Return the data in full, exactly as it was written.

───── RECORDS FOR THE EXERCISE

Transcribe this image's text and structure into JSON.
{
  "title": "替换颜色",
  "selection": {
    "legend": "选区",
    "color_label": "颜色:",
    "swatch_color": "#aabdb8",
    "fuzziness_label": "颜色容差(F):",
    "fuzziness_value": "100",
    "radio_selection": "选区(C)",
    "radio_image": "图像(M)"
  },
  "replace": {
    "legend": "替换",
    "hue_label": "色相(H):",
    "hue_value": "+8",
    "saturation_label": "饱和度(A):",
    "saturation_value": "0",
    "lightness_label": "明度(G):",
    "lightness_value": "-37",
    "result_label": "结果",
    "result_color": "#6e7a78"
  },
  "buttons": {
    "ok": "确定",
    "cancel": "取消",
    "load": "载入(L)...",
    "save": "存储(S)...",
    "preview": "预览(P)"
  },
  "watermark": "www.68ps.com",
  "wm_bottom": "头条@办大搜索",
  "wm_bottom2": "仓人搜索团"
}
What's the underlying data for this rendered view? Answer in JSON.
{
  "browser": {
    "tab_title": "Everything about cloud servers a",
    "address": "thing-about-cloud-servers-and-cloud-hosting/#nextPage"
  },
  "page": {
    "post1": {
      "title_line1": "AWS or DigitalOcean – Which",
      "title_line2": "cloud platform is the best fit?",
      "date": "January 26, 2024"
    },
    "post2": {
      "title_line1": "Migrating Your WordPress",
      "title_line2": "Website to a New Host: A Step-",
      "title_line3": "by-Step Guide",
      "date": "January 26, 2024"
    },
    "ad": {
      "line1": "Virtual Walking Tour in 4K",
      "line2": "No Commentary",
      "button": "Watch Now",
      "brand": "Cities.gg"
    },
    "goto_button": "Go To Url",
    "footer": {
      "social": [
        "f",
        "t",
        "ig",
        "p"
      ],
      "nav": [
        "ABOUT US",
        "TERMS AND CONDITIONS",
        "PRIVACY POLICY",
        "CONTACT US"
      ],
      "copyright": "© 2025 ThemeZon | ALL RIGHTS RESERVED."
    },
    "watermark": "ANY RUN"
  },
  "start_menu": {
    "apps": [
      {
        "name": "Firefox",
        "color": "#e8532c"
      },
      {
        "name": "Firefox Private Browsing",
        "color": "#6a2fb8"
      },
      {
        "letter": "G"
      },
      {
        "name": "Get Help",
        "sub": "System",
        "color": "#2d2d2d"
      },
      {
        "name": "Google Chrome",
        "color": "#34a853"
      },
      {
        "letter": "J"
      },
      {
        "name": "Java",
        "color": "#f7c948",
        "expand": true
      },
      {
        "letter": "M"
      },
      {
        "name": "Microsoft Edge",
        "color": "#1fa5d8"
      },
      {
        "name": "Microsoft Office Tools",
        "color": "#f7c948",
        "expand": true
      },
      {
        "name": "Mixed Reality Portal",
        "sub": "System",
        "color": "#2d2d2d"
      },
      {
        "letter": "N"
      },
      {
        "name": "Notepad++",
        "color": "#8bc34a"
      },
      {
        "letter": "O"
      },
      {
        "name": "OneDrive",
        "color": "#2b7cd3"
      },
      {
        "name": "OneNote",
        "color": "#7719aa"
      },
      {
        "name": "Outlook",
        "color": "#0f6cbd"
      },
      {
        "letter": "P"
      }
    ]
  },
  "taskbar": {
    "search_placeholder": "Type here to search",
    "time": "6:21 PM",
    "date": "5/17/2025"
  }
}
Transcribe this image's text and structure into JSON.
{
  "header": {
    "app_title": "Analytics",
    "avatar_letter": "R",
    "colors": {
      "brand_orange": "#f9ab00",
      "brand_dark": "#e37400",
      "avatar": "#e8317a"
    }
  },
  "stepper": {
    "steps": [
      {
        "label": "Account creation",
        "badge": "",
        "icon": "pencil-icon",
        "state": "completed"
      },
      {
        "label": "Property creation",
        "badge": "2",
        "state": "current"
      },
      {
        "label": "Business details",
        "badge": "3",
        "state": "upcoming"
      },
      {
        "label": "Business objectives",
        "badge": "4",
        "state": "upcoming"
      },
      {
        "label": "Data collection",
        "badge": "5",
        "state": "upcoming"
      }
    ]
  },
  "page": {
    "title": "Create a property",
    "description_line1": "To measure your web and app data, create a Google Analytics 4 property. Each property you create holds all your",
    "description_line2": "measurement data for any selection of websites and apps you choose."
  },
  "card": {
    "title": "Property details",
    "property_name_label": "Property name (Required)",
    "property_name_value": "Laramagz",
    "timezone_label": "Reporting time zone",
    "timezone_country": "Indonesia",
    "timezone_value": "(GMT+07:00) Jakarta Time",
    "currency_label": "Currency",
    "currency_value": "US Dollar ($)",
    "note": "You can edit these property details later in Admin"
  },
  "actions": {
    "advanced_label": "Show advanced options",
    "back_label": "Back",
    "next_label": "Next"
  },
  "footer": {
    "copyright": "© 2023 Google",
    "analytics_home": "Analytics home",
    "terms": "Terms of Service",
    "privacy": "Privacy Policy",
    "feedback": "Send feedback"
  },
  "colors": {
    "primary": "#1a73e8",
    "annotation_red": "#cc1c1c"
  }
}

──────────

YOUR RESPONSE>
Transcribe this image's text and structure into JSON.
{
  "title": "替换颜色",
  "selection": {
    "legend": "选区",
    "color_label": "颜色:",
    "swatch_color": "#aabdb8",
    "fuzziness_label": "颜色容差(F):",
    "fuzziness_value": "100",
    "radio_selection": "选区(C)",
    "radio_image": "图像(M)"
  },
  "replace": {
    "legend": "替换",
    "hue_label": "色相(H):",
    "hue_value": "+8",
    "saturation_label": "饱和度(A):",
    "saturation_value": "0",
    "lightness_label": "明度(G):",
    "lightness_value": "-37",
    "result_label": "结果",
    "result_color": "#6e7a78"
  },
  "buttons": {
    "ok": "确定",
    "cancel": "取消",
    "load": "载入(L)...",
    "save": "存储(S)...",
    "preview": "预览(P)"
  },
  "watermark": "www.68ps.com",
  "wm_bottom": "头条@办大搜索",
  "wm_bottom2": "仓人搜索团"
}
What's the underlying data for this rendered view? Answer in JSON.
{
  "browser": {
    "tab_title": "Everything about cloud servers a",
    "address": "thing-about-cloud-servers-and-cloud-hosting/#nextPage"
  },
  "page": {
    "post1": {
      "title_line1": "AWS or DigitalOcean – Which",
      "title_line2": "cloud platform is the best fit?",
      "date": "January 26, 2024"
    },
    "post2": {
      "title_line1": "Migrating Your WordPress",
      "title_line2": "Website to a New Host: A Step-",
      "title_line3": "by-Step Guide",
      "date": "January 26, 2024"
    },
    "ad": {
      "line1": "Virtual Walking Tour in 4K",
      "line2": "No Commentary",
      "button": "Watch Now",
      "brand": "Cities.gg"
    },
    "goto_button": "Go To Url",
    "footer": {
      "social": [
        "f",
        "t",
        "ig",
        "p"
      ],
      "nav": [
        "ABOUT US",
        "TERMS AND CONDITIONS",
        "PRIVACY POLICY",
        "CONTACT US"
      ],
      "copyright": "© 2025 ThemeZon | ALL RIGHTS RESERVED."
    },
    "watermark": "ANY RUN"
  },
  "start_menu": {
    "apps": [
      {
        "name": "Firefox",
        "color": "#e8532c"
      },
      {
        "name": "Firefox Private Browsing",
        "color": "#6a2fb8"
      },
      {
        "letter": "G"
      },
      {
        "name": "Get Help",
        "sub": "System",
        "color": "#2d2d2d"
      },
      {
        "name": "Google Chrome",
        "color": "#34a853"
      },
      {
        "letter": "J"
      },
      {
        "name": "Java",
        "color": "#f7c948",
        "expand": true
      },
      {
        "letter": "M"
      },
      {
        "name": "Microsoft Edge",
        "color": "#1fa5d8"
      },
      {
        "name": "Microsoft Office Tools",
        "color": "#f7c948",
        "expand": true
      },
      {
        "name": "Mixed Reality Portal",
        "sub": "System",
        "color": "#2d2d2d"
      },
      {
        "letter": "N"
      },
      {
        "name": "Notepad++",
        "color": "#8bc34a"
      },
      {
        "letter": "O"
      },
      {
        "name": "OneDrive",
        "color": "#2b7cd3"
      },
      {
        "name": "OneNote",
        "color": "#7719aa"
      },
      {
        "name": "Outlook",
        "color": "#0f6cbd"
      },
      {
        "letter": "P"
      }
    ]
  },
  "taskbar": {
    "search_placeholder": "Type here to search",
    "time": "6:21 PM",
    "date": "5/17/2025"
  }
}
Transcribe this image's text and structure into JSON.
{
  "header": {
    "app_title": "Analytics",
    "avatar_letter": "R",
    "colors": {
      "brand_orange": "#f9ab00",
      "brand_dark": "#e37400",
      "avatar": "#e8317a"
    }
  },
  "stepper": {
    "steps": [
      {
        "label": "Account creation",
        "badge": "",
        "icon": "pencil-icon",
        "state": "completed"
      },
      {
        "label": "Property creation",
        "badge": "2",
        "state": "current"
      },
      {
        "label": "Business details",
        "badge": "3",
        "state": "upcoming"
      },
      {
        "label": "Business objectives",
        "badge": "4",
        "state": "upcoming"
      },
      {
        "label": "Data collection",
        "badge": "5",
        "state": "upcoming"
      }
    ]
  },
  "page": {
    "title": "Create a property",
    "description_line1": "To measure your web and app data, create a Google Analytics 4 property. Each property you create holds all your",
    "description_line2": "measurement data for any selection of websites and apps you choose."
  },
  "card": {
    "title": "Property details",
    "property_name_label": "Property name (Required)",
    "property_name_value": "Laramagz",
    "timezone_label": "Reporting time zone",
    "timezone_country": "Indonesia",
    "timezone_value": "(GMT+07:00) Jakarta Time",
    "currency_label": "Currency",
    "currency_value": "US Dollar ($)",
    "note": "You can edit these property details later in Admin"
  },
  "actions": {
    "advanced_label": "Show advanced options",
    "back_label": "Back",
    "next_label": "Next"
  },
  "footer": {
    "copyright": "© 2023 Google",
    "analytics_home": "Analytics home",
    "terms": "Terms of Service",
    "privacy": "Privacy Policy",
    "feedback": "Send feedback"
  },
  "colors": {
    "primary": "#1a73e8",
    "annotation_red": "#cc1c1c"
  }
}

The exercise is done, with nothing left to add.